Citation: Riou M-È, Jomphe-Tremblay S, Lamothe G, Finlayson GS, Blundell JE, Décarie-Spain L, Gagnon J-C and Doucet É (2019) Energy Compensation Following a Supervised Exercise Intervention in Women Living With Overweight/Obesity Is Accompanied by an Early and Sustained Decrease in Non-structured Physical Activity. Front. Physiol. 10:1048. doi: 10.3389/fphys.2019.01048

Received: 19 March 2019; Accepted: 30 July 2019;
Published: 22 August 2019.

Edited by:

Robert Andrew Robergs, Queensland University of Technology, Australia

Reviewed by:

Zhaowei Kong, University of Macau, Macau
Jong-Kyung Kim, Kyung Hee University, South Korea

Copyright © 2019 Riou, Jomphe-Tremblay, Lamothe, Finlayson, Blundell, Décarie-Spain, Gagnon and Doucet. This is an open-access article distributed under the terms of the Creative Commons Attribution License (CC BY). The use, distribution or reproduction in other forums is permitted, provided the original author(s) and the copyright owner(s) are credited and that the original publication in this journal is cited, in accordance with accepted academic practice. No use, distribution or reproduction is permitted which does not comply with these terms.

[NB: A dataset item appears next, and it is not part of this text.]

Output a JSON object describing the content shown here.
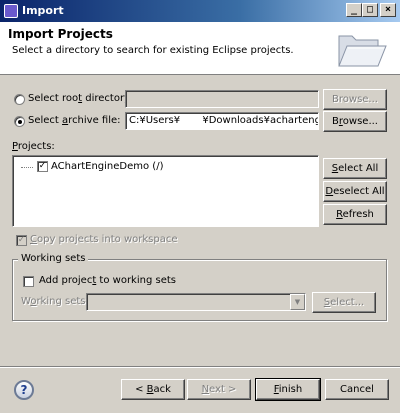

*Correspondence: Éric Doucet, eric.doucet@uottawa.ca; edoucet@uottawa.ca